Phase 3 Trial Data Supports Efficacy of Novel Treatment for ADHD in Adults

News
Article

The results were shared in a poster presentation at the 2024 APSARD Annual Meeting.

TA design_AdobeStock

TA design_AdobeStock

CONFERENCE REPORTER

Investigators found in recent research that centanafadine sustained release is an effective treatment for adults with attention-deficit/hyperactivity disorder (ADHD) regardless of patient treatment history. They shared these results in a poster presentation at the 2024 American Professional Society of ADHD and Related Disorders (APSARD) Annual Meeting.

The poster presentation, titled “Centanafadine Sustained Release is Efficacious in Patients With Adult ADHD, Regardless of Their Treatment History,” described pooled data from 2 double-blind, multicenter, placebo-controlled trials that assessed the efficacy of centanafadine—a first-in-class norepinephrine, dopamine, and serotonin reuptake inhibitor—sustained release in adults diagnosed with ADHD considering their diverse treatment histories. The findings shed light on the potential of centanafadine sustained release to address the complexities of ADHD treatment.1

The study, which included adults aged 18 to 55 years with ADHD as defined in DSM-5, employed a randomized 1:1:1 design. Participants were assigned to twice-daily centanafadine sustained release with a total daily dose (TDD) of either 200 mg or 400 mg, or a matching placebo. The primary focus was on the least squares mean (LSM) change from baseline in the Adult ADHD Investigator Symptom Rating Scale (AISRS) score at day 42, with a unique emphasis on prior treatment history. The robust analysis utilized a mixed model for repeated measures.1

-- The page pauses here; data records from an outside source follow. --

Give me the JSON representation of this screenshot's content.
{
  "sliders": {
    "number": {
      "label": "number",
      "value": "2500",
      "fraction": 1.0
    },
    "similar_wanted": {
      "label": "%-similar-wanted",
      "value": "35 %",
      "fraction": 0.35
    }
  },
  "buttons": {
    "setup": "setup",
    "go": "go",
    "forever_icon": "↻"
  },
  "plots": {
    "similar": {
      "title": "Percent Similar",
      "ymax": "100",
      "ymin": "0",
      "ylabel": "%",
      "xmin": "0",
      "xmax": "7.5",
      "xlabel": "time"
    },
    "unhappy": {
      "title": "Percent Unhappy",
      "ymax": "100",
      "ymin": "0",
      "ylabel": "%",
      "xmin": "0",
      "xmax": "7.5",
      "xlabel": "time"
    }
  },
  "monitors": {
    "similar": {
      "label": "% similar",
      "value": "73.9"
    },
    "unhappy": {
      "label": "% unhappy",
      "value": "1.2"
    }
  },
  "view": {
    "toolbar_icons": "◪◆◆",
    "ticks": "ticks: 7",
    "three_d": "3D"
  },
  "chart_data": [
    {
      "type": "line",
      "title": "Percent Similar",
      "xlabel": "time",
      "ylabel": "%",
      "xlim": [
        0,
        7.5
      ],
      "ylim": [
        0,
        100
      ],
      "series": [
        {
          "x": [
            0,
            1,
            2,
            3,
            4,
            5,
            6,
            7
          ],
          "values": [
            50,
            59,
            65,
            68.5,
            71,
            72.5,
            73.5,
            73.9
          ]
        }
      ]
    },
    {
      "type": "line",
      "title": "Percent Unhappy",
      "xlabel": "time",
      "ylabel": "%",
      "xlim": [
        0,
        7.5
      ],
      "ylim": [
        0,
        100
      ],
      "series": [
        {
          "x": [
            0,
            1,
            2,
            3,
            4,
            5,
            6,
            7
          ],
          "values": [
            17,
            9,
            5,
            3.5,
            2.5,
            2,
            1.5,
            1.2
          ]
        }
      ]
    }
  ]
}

Out of the 859 patients analyzed, both centanafadine sustained release groups (200 mg and 400 mg TDD) exhibited significant LSM differences compared with placebo at day 42 (both, P<0.001). In a breakdown based on past treatment, significant day 42 LSM differences were observed for centanafadine sustained release 200 mg (P=0.02) and 400 mg (P=0.008) TDD groups in patients with prior stimulant/nonstimulant treatment (n=542).1

Patients with 2 prior stimulant/nonstimulant treatments (n=47) showed a notable difference vs placebo for centanafadine sustained release 400 mg at day 42 (P=0.03).Even in patients with no prior stimulant/nonstimulant treatment (n=317), both centanafadine sustained release 200 mg (P=0.007) and 400 mg (P=0.008) displayed significant LSM differences vs placebo at day 42. Furthermore, in those with any past stimulant use, centanafadine 200 mg (n=179; P=0.01) and 400 mg (n=166; P=0.006) showed significant LSM differences vs placebo at day 42.1

The investigators concluded that the results drawn from this pooled analysis of 2 phase 3 trials in adult ADHD suggest that centanafadine sustained release demonstrates efficacy across various treatment histories.1

The research outlined in this poster presentation was contributed by Gregory Mattingly, MD, of Midwest Research Group; Andrew J. Cutler, MD, of SUNY Upstate Medical University, Neuroscience Education Institute; and Zhen Zhang, Caroline Ward, and Jessica McDonough of Otsuka Pharmaceutical Development & Commercialization, Inc.

Otsuka Pharmaceuticals—developer of centanafadine—also recently announced positive results from phase 3 clinical trials evaluating the tolerability, safety, and efficacy of the drug for ADHD in children and adolescents.2 Learn more about this research and centanafadine here.

Investigator Gregory Mattingly, MD, of Midwest Research Group gave Psychiatric Times® a preview of what clinicians can expect at the 2024 APSARD Annual Meeting. See the preview here.

Note: This article was prepared with the assistance of ChatGPT.

References

1. Mattingly G, Cutler AJ, Zhang Z, et al. Centanafadine sustained release is efficacious in patients with adult ADHD, regardless of their treatment history. Poster presentation. Presented at the 2024 American Professional Society of ADHD and Related Disorders (APSARD) Annual Meeting. Accessed January 19, 2024. https://apsard.societyconference.com/v2/

2. Kuntz L. First-in-class norepinephrine, dopamine, and serotonin reuptake inhibitor for ADHD. Psychiatric Times. October 27, 2023. Accessed January 19, 2024. https://www.psychiatrictimes.com/view/first-in-class-norepinephrine-dopamine-and-serotonin-reuptake-inhibitor-for-adhd

Related Videos
ADHD
© 2024 MJH Life Sciences

All rights reserved.